"I just got really impatient up there on the mound and I started walking a lot of people," said Cortes, who joined the Mariners after not much sleep and a long plane flight, of his experiences early in the season in Double-A West Tennessee before he requested to become a reliever.
"I've always had kind of a closer mentality as a starter. I've always been aggressive as a starter, so It wasn't that much of a change to me. It's the same. But instead of reserving energy, now I just let it go for one or two innings. I don't hold anything back."
Cortes, 23, began the season as starter, going 5-4 with a 6.08 ERA in 16 starts for West Tennessee, but took to relieving, going 1-0 with a save and a 0.71 ERA (one earned run in 12 2/3 innings) with 20 strikeouts to earn a promotion to Tacoma. With the Rainiers, Cortes, who was acquired last year along with Derrick Saito from Kansas City in exchange for Yuniesky Betancourt, went 1-2 with one save and a 4.97 ERA with 13 strikeouts in 12 2/3 innings.
Now he'll try to control the nerves that he says he knows will be present when he takes a Major League mound for the first time. And the Mariners know that about Cortes.
"We're not going to throw him into a one-run ballgame in the eighth or ninth inning right off the bat, but he's obviously a guy we want to get his feet wet," Mariners interim manager Daren Brown said. "We'll look for the right situation to get him in there -- probably as low a pressure situation as we can find.
"That's tough to do at this level. He is a kid coming in, and any situation's going to be a pressure situation when he comes in. But he has an outstanding arm."
Russell Branyan might be the biggest power threat on the Mariners, but he was out of the lineup for the second straight game after experiencing lingering stiffness in his lower back. "He came in yesterday a little bit stiff, so we'll give him another day and see how he is tomorrow," interim manager Daren Brown said. Branyan leads the Mariners with 25 homers and a .487 slugging percentage this year. ... The Mariners stole five bases Friday night for the second time in the past three games. They have 135 steals this year and are on pace for 149, which would be the third-most in club history. ... Chone Figgins is hitting .373 in September with a .413 on-base percentage.

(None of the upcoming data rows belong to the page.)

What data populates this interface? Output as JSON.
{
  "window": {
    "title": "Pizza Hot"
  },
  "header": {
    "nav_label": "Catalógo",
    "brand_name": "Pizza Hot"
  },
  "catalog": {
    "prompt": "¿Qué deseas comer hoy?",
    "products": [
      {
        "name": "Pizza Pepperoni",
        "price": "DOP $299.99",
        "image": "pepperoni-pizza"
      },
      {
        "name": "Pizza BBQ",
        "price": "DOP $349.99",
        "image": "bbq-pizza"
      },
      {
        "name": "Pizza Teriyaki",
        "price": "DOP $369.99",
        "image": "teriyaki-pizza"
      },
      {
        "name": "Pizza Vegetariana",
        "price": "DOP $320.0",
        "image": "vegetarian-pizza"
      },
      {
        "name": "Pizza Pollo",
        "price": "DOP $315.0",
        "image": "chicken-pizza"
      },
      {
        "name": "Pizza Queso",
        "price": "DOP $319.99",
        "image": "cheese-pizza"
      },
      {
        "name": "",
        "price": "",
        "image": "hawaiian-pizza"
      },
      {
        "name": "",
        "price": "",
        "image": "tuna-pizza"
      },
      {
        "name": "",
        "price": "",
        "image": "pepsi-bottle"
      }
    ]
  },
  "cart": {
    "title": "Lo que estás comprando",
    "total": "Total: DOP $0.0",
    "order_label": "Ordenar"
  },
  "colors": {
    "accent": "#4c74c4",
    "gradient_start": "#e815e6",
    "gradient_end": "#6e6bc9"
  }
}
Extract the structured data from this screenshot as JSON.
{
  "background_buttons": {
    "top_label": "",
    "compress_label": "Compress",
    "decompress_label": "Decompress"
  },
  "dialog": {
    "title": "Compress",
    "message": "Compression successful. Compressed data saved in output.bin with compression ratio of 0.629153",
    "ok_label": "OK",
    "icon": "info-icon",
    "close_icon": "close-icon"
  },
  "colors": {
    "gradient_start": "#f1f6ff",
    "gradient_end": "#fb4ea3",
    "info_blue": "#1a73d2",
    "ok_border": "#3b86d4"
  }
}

Doug Miller is a reporter for MLB.com. This story was not subject to the approval of Major League Baseball or its clubs.